(Website and app data records)
· · · ·
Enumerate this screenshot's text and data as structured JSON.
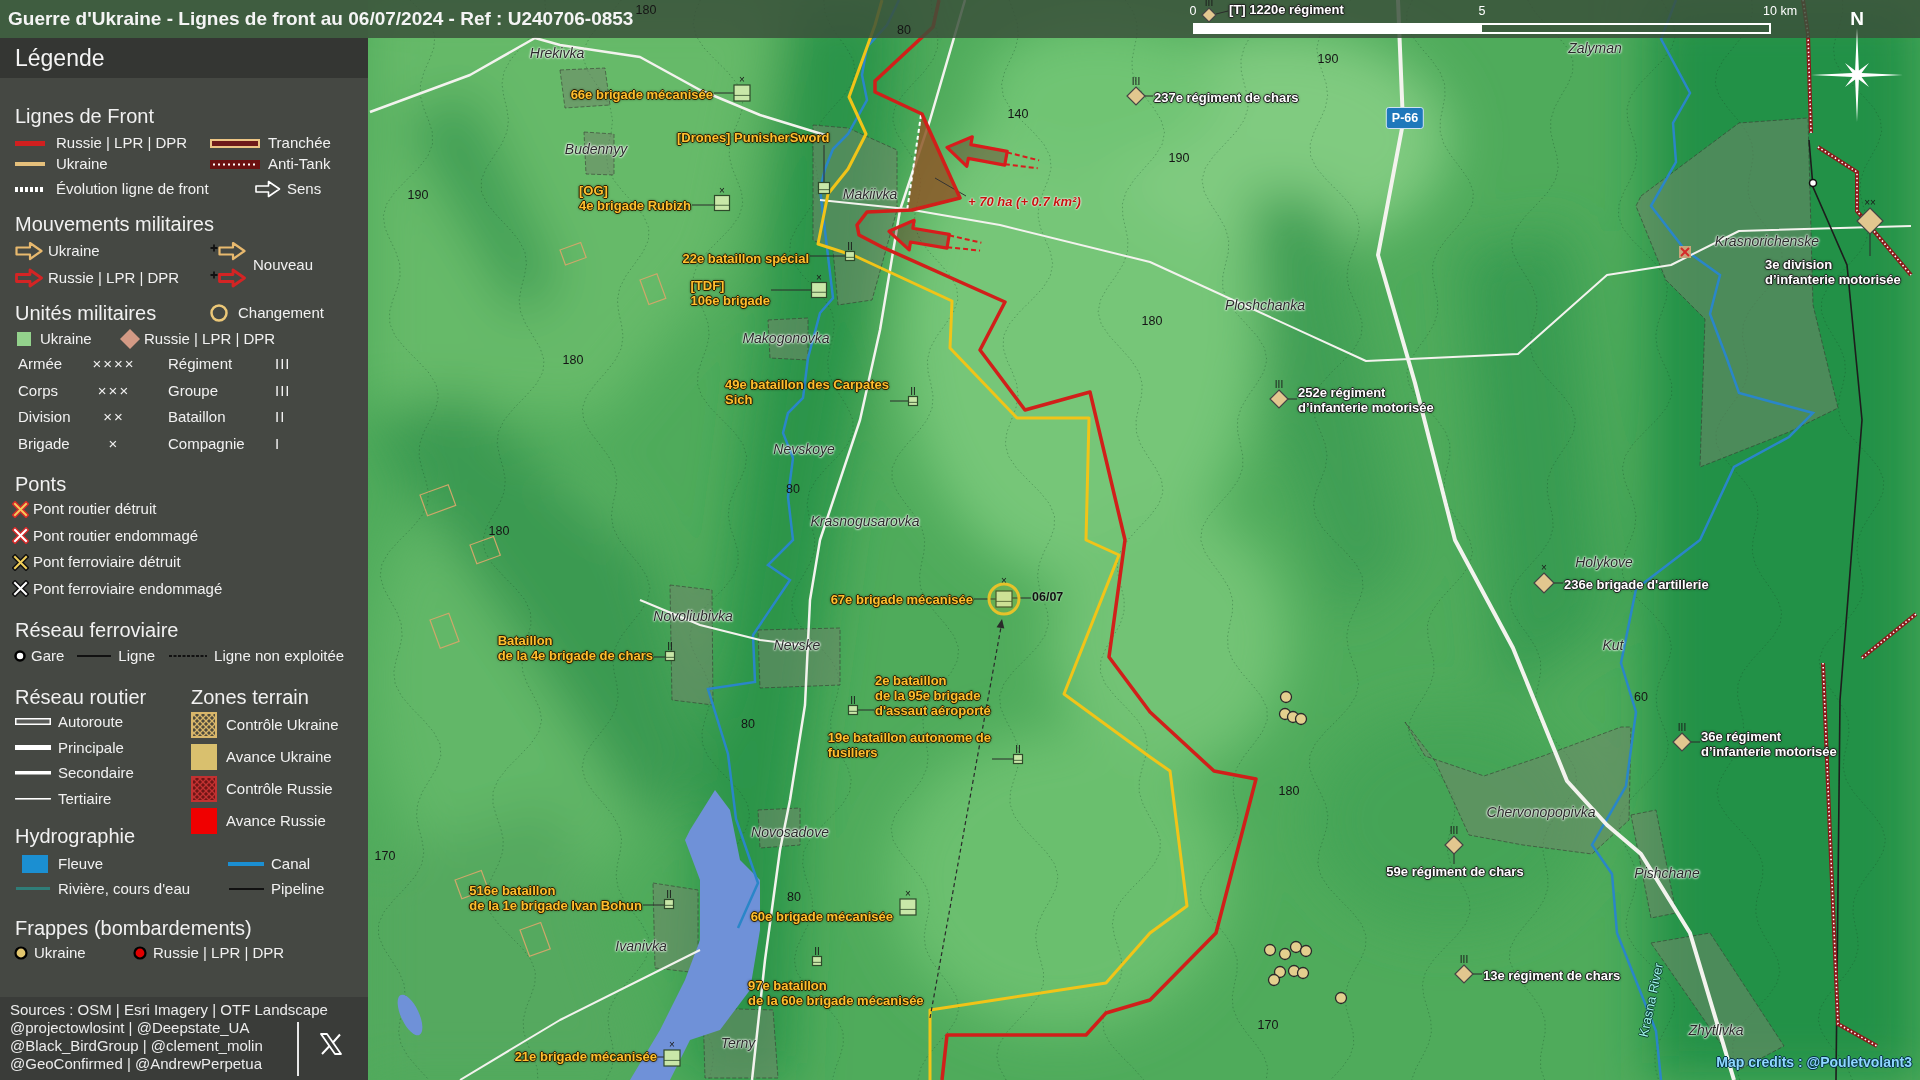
{
  "title": "Guerre d'Ukraine - Lignes de front au 06/07/2024 - Ref : U240706-0853",
  "legend": {
    "title": "Légende",
    "front_lines": {
      "heading": "Lignes de Front",
      "items": [
        {
          "kind": "russia-line",
          "label": "Russie | LPR | DPR"
        },
        {
          "kind": "trench",
          "label": "Tranchée"
        },
        {
          "kind": "ukraine-line",
          "label": "Ukraine"
        },
        {
          "kind": "antitank",
          "label": "Anti-Tank"
        },
        {
          "kind": "evolution",
          "label": "Évolution ligne de front"
        },
        {
          "kind": "direction",
          "label": "Sens"
        }
      ]
    },
    "movements": {
      "heading": "Mouvements militaires",
      "items": [
        {
          "kind": "ukraine",
          "label": "Ukraine"
        },
        {
          "kind": "russia",
          "label": "Russie | LPR | DPR"
        }
      ],
      "new_label": "Nouveau"
    },
    "units": {
      "heading": "Unités militaires",
      "change_label": "Changement",
      "sides": [
        {
          "kind": "ukraine",
          "label": "Ukraine"
        },
        {
          "kind": "russia",
          "label": "Russie | LPR | DPR"
        }
      ],
      "echelons": [
        {
          "label": "Armée",
          "mark": "××××"
        },
        {
          "label": "Régiment",
          "mark": "III"
        },
        {
          "label": "Corps",
          "mark": "×××"
        },
        {
          "label": "Groupe",
          "mark": "III"
        },
        {
          "label": "Division",
          "mark": "××"
        },
        {
          "label": "Bataillon",
          "mark": "II"
        },
        {
          "label": "Brigade",
          "mark": "×"
        },
        {
          "label": "Compagnie",
          "mark": "I"
        }
      ]
    },
    "bridges": {
      "heading": "Ponts",
      "items": [
        {
          "kind": "road-destroyed",
          "label": "Pont routier détruit"
        },
        {
          "kind": "road-damaged",
          "label": "Pont routier endommagé"
        },
        {
          "kind": "rail-destroyed",
          "label": "Pont ferroviaire détruit"
        },
        {
          "kind": "rail-damaged",
          "label": "Pont ferroviaire endommagé"
        }
      ]
    },
    "railway": {
      "heading": "Réseau ferroviaire",
      "items": [
        {
          "kind": "station",
          "label": "Gare"
        },
        {
          "kind": "line",
          "label": "Ligne"
        },
        {
          "kind": "disused",
          "label": "Ligne non exploitée"
        }
      ]
    },
    "roads": {
      "heading": "Réseau routier",
      "items": [
        {
          "kind": "motorway",
          "label": "Autoroute"
        },
        {
          "kind": "primary",
          "label": "Principale"
        },
        {
          "kind": "secondary",
          "label": "Secondaire"
        },
        {
          "kind": "tertiary",
          "label": "Tertiaire"
        }
      ]
    },
    "terrain": {
      "heading": "Zones terrain",
      "items": [
        {
          "kind": "ukraine-control",
          "label": "Contrôle Ukraine"
        },
        {
          "kind": "ukraine-advance",
          "label": "Avance Ukraine"
        },
        {
          "kind": "russia-control",
          "label": "Contrôle Russie"
        },
        {
          "kind": "russia-advance",
          "label": "Avance Russie"
        }
      ]
    },
    "hydrography": {
      "heading": "Hydrographie",
      "items": [
        {
          "kind": "river",
          "label": "Fleuve"
        },
        {
          "kind": "canal",
          "label": "Canal"
        },
        {
          "kind": "stream",
          "label": "Rivière, cours d'eau"
        },
        {
          "kind": "pipeline",
          "label": "Pipeline"
        }
      ]
    },
    "strikes": {
      "heading": "Frappes (bombardements)",
      "items": [
        {
          "kind": "ukraine",
          "label": "Ukraine"
        },
        {
          "kind": "russia",
          "label": "Russie | LPR | DPR"
        }
      ]
    },
    "sources": "Sources : OSM | Esri Imagery | OTF Landscape",
    "handles": [
      "@projectowlosint | @Deepstate_UA",
      "@Black_BirdGroup | @clement_molin",
      "@GeoConfirmed | @AndrewPerpetua"
    ]
  },
  "map": {
    "scale_bar": [
      "0",
      "5",
      "10 km"
    ],
    "compass": "N",
    "places": [
      "Hrekivka",
      "Zalyman",
      "Budennyy",
      "Makiivka",
      "Krasnorichenske",
      "Ploshchanka",
      "Makogonovka",
      "Nevskoye",
      "Krasnogusarovka",
      "Holykove",
      "Novoliubivka",
      "Nevske",
      "Kut",
      "Chervonopopivka",
      "Novosadove",
      "Pishchane",
      "Ivanivka",
      "Zhytlivka",
      "Terny"
    ],
    "elevations": [
      "180",
      "80",
      "190",
      "140",
      "190",
      "190",
      "180",
      "180",
      "80",
      "180",
      "60",
      "80",
      "180",
      "170",
      "80",
      "170"
    ],
    "road_numbers": [
      "P-66"
    ],
    "water_labels": [
      "Krasna River"
    ],
    "annotations": [
      "+ 70 ha (+ 0.7 km²)"
    ],
    "units": [
      {
        "kind": "russia",
        "echelon": "III",
        "lines": [
          "[T] 1220e régiment"
        ],
        "changed": false
      },
      {
        "kind": "ukraine",
        "echelon": "×",
        "lines": [
          "66e brigade mécanisée"
        ],
        "changed": false
      },
      {
        "kind": "russia",
        "echelon": "III",
        "lines": [
          "237e régiment de chars"
        ],
        "changed": false
      },
      {
        "kind": "ukraine",
        "lines": [
          "[Drones] PunisherSword"
        ],
        "changed": false
      },
      {
        "kind": "ukraine",
        "echelon": "×",
        "lines": [
          "[OG]",
          "4e brigade Rubizh"
        ],
        "changed": false
      },
      {
        "kind": "ukraine",
        "echelon": "II",
        "lines": [
          "22e bataillon spécial"
        ],
        "changed": false
      },
      {
        "kind": "russia",
        "echelon": "××",
        "lines": [
          "3e division",
          "d’infanterie motorisée"
        ],
        "changed": false
      },
      {
        "kind": "ukraine",
        "echelon": "×",
        "lines": [
          "[TDF]",
          "106e brigade"
        ],
        "changed": false
      },
      {
        "kind": "ukraine",
        "echelon": "II",
        "lines": [
          "49e bataillon des Carpates",
          "Sich"
        ],
        "changed": false
      },
      {
        "kind": "russia",
        "echelon": "III",
        "lines": [
          "252e régiment",
          "d’infanterie motorisée"
        ],
        "changed": false
      },
      {
        "kind": "russia",
        "echelon": "×",
        "lines": [
          "236e brigade d'artillerie"
        ],
        "changed": false
      },
      {
        "kind": "ukraine",
        "echelon": "×",
        "lines": [
          "67e brigade mécanisée"
        ],
        "changed": true,
        "date": "06/07"
      },
      {
        "kind": "ukraine",
        "echelon": "II",
        "lines": [
          "Bataillon",
          "de la 4e brigade de chars"
        ],
        "changed": false
      },
      {
        "kind": "ukraine",
        "echelon": "II",
        "lines": [
          "2e bataillon",
          "de la 95e brigade",
          "d'assaut aéroporté"
        ],
        "changed": false
      },
      {
        "kind": "ukraine",
        "echelon": "II",
        "lines": [
          "19e bataillon autonome de",
          "fusiliers"
        ],
        "changed": false
      },
      {
        "kind": "russia",
        "echelon": "III",
        "lines": [
          "36e régiment",
          "d’infanterie motorisée"
        ],
        "changed": false
      },
      {
        "kind": "russia",
        "echelon": "III",
        "lines": [
          "59e régiment de chars"
        ],
        "changed": false
      },
      {
        "kind": "ukraine",
        "echelon": "II",
        "lines": [
          "516e bataillon",
          "de la 1e brigade Ivan Bohun"
        ],
        "changed": false
      },
      {
        "kind": "ukraine",
        "echelon": "×",
        "lines": [
          "60e brigade mécanisée"
        ],
        "changed": false
      },
      {
        "kind": "russia",
        "echelon": "III",
        "lines": [
          "13e régiment de chars"
        ],
        "changed": false
      },
      {
        "kind": "ukraine",
        "echelon": "II",
        "lines": [
          "97e bataillon",
          "de la 60e brigade mécanisée"
        ],
        "changed": false
      },
      {
        "kind": "ukraine",
        "echelon": "×",
        "lines": [
          "21e brigade mécanisée"
        ],
        "changed": false
      }
    ],
    "credits": "Map credits : @Pouletvolant3"
  }
}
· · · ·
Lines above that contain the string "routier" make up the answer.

          "label": "Pont routier détruit"
          "label": "Pont routier endommagé"
      "heading": "Réseau routier",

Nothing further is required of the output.